There are two things at play here, the process and the outcome, and unfortunately both are given equal weight by lawyers and prosecutors. It is not hard to understand why, really when you think about it. What is the outcome - or objective - of a trail – to establish guilt or innocence, which in effect is to establish the truth about a situation. But truth can be elusive, hidden, disguised - which makes the outcome always suspect – is it really a true statement of what took place? Because there is doubt to the truth from the perspective out the person(s) responsible for the outcome, we put into the decision the word “reasonable.”
So what is “reasonable” and how does that even come close to what is the truth? It can’t and therein lies the flaw with the system. We cannot have doubt when we condemn or exonerate a person, it would never lead to closure, so we instead focus on the process that leads to the decision. It is here where the waters turn muddy for the process is least important to the truth. That is the truth is the truth, the process has no bearing on the truth, that is the two are independent of one another.

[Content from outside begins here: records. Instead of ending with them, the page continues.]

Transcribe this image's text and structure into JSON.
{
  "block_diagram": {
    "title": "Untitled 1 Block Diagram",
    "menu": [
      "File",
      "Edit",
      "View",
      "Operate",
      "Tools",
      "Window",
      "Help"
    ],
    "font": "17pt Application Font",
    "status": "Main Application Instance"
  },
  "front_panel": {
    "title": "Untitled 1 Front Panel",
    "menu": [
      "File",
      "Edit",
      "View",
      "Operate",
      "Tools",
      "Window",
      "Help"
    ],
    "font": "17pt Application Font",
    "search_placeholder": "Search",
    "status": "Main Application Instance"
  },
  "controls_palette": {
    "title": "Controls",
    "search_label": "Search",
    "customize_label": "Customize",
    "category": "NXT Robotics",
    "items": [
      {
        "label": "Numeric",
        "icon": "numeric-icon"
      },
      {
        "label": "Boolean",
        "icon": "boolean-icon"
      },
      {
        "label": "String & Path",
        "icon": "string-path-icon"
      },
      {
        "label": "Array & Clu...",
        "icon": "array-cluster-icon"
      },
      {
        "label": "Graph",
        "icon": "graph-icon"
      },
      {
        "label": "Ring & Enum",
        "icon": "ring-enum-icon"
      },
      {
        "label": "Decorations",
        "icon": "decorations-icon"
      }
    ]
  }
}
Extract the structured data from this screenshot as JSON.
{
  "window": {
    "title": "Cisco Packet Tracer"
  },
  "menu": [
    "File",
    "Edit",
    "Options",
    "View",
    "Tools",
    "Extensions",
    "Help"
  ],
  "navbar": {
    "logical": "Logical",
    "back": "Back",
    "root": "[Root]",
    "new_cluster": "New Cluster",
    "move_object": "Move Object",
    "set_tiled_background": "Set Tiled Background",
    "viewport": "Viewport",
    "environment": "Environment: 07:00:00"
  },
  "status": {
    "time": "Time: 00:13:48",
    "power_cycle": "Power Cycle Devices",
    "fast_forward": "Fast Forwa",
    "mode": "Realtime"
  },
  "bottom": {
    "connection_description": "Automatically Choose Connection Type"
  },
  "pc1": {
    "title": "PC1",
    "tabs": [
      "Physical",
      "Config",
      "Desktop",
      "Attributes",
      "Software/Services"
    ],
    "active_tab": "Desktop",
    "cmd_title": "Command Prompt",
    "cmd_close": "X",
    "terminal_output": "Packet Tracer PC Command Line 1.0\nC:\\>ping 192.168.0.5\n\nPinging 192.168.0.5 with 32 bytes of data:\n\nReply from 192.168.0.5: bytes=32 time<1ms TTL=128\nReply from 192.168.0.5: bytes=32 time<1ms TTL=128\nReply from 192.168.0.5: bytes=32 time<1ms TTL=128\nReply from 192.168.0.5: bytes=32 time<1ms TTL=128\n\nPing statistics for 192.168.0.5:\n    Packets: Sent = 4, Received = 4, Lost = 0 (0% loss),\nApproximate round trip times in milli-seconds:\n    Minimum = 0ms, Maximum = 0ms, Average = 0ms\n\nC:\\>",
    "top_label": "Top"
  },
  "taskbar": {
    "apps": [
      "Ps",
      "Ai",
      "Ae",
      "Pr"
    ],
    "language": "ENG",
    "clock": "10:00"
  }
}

There are four, and only four possible outcomes from a trial when guilt is assessed.
- You can be found guilty and the truth is you are guilty
- You can be found guilty and the truth is you are not guilty
- You can be found not guilty and the truth is you are guilty
- You can be found not guilty and the truth is you are not guilty
For Oklahoma, Massachusetts, and Alaska to legally deny access to DNA evidence that might exonerate a wrongly accused person is upsetting, especially in light of the 240 people who have used it to overturn their convictions is distressing. For the Supreme Court to uphold the right to deny access to this evidence is disappointing. I understand the argument about state’s rights, however, the argument made by Chief Roberts, and the same one I have seen used by prosecutors to deny access to evidence after conviction, is in support of the process at the expense of the individual - that new technology that was not available at trial should not throw fairly won convictions into doubt.
“The dilemma is how to harness DNA’s power to prove innocence without unnecessarily overthrowing the established system of criminal justice”In other words it’s the process that must be preserved.